• Work task
Line tally for "JSON": state how many lines of the entries include it, with no other text.

Start of Records for the exercise

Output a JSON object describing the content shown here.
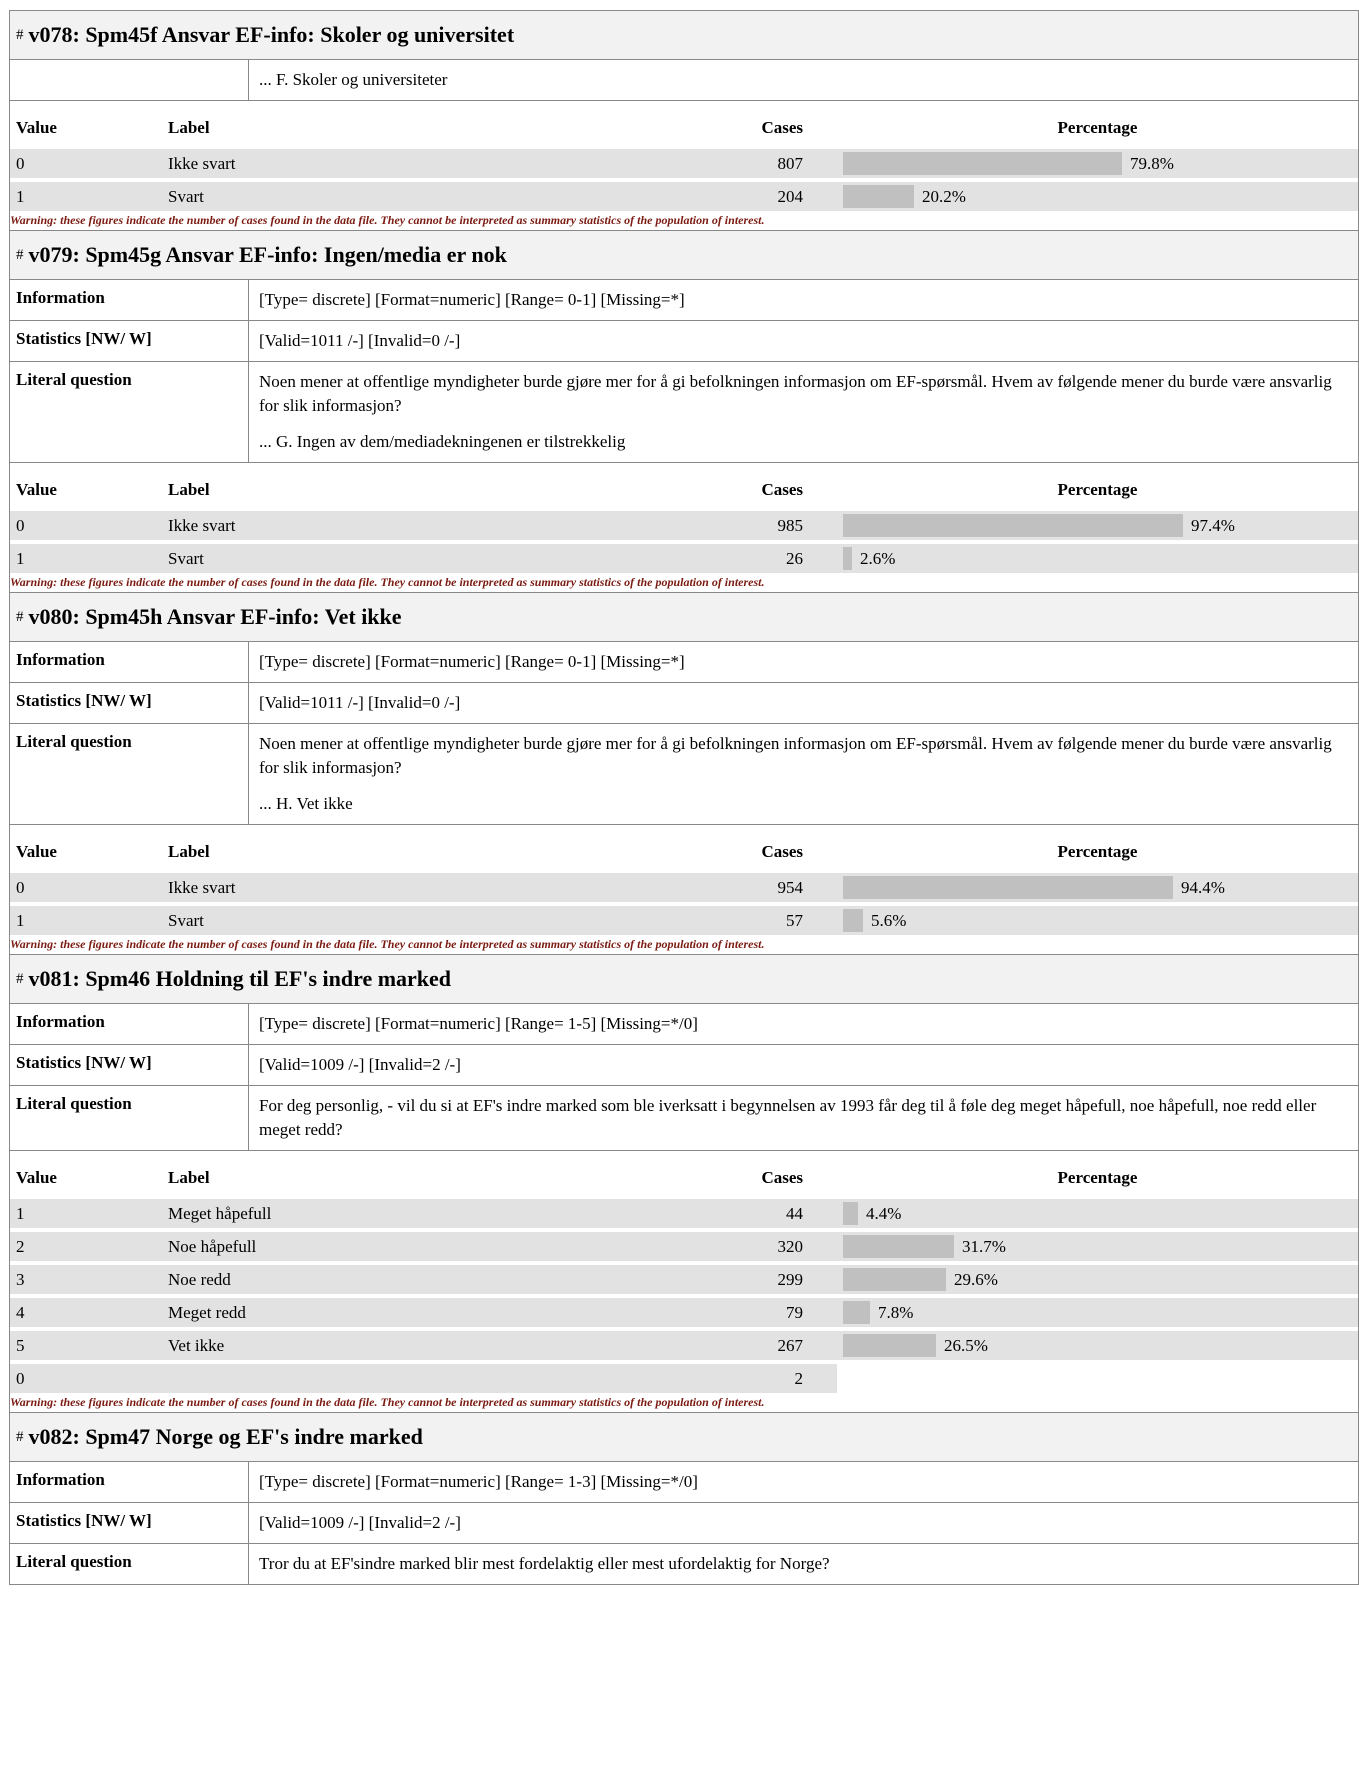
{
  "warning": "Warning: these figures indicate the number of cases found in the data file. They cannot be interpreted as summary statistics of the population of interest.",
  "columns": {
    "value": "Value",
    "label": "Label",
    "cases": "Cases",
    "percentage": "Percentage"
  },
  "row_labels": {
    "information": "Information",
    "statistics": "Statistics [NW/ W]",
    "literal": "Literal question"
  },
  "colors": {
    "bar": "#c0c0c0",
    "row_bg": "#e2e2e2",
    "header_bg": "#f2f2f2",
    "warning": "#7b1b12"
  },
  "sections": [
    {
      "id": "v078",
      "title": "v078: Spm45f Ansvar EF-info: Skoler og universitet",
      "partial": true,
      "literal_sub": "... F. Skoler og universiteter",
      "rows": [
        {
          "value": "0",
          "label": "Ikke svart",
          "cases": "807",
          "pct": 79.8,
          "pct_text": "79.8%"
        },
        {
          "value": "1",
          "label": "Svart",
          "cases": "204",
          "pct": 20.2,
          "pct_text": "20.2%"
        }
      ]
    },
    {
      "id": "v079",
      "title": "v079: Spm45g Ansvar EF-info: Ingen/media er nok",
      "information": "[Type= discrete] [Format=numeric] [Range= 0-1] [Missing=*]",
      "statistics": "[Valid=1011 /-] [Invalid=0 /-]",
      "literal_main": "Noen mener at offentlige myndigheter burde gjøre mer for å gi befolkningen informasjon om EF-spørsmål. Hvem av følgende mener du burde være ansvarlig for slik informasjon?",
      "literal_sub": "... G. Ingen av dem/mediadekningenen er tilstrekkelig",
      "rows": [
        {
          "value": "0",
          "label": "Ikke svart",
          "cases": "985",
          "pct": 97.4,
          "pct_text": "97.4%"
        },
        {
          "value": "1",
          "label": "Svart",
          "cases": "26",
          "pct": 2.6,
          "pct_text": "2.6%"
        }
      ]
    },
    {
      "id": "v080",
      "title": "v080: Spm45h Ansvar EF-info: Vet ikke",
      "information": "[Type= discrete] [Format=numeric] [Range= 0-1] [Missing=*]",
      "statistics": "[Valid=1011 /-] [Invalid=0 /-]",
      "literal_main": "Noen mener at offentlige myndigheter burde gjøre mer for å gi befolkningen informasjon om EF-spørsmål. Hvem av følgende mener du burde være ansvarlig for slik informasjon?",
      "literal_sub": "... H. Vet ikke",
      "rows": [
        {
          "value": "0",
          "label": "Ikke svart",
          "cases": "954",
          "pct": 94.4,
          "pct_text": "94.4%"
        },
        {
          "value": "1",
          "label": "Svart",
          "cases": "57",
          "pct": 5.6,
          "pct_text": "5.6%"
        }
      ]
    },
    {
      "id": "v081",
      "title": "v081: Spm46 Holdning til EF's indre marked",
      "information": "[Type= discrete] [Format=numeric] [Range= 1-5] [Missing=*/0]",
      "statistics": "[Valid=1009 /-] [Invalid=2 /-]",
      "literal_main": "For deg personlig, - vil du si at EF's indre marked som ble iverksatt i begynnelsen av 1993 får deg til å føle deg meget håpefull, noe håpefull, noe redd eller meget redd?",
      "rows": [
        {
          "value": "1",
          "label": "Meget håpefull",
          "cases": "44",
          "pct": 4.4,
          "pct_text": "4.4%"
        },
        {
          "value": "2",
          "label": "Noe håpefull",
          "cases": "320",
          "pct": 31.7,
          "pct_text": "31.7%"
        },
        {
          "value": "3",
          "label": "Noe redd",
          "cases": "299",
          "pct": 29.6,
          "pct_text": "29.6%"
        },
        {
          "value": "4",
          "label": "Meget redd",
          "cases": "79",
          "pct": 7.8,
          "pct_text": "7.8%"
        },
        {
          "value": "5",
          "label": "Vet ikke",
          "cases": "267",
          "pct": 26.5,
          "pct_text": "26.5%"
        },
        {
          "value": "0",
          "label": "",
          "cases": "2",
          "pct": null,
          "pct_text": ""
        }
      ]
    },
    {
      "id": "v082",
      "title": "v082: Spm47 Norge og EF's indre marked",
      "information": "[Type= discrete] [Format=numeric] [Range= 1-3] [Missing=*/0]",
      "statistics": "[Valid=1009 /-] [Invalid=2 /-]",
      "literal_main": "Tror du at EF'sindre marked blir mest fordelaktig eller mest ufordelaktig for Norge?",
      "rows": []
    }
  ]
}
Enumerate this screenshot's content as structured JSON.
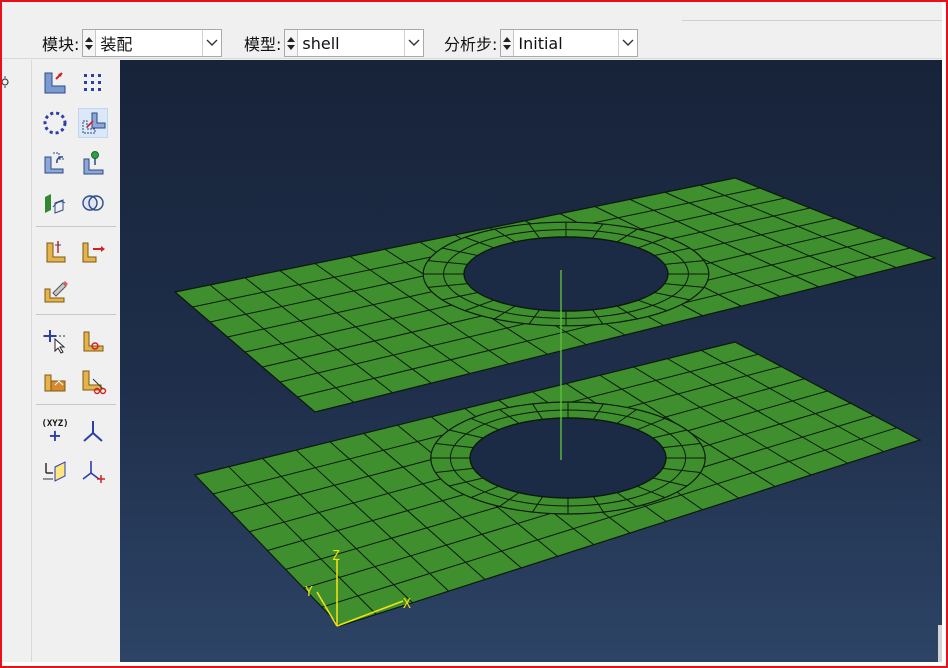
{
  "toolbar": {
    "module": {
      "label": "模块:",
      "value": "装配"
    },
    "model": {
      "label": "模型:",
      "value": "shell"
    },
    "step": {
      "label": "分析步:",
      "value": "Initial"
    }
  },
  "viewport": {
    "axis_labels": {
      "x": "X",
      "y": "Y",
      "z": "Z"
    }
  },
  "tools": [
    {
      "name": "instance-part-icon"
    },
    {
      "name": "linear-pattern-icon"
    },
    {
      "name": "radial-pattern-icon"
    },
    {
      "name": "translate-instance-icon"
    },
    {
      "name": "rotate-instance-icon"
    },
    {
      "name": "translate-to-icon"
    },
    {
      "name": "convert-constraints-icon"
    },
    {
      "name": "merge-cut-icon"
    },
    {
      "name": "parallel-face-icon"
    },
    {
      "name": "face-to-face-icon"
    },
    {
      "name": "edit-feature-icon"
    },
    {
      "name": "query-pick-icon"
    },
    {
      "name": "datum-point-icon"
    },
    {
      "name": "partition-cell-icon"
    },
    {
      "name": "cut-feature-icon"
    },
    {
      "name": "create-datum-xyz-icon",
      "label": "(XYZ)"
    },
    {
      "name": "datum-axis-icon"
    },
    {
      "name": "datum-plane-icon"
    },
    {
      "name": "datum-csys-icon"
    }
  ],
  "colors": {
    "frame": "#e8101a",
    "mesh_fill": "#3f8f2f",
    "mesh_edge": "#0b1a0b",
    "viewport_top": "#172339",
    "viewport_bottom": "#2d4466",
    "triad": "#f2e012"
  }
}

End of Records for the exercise

• Solution to the problem
2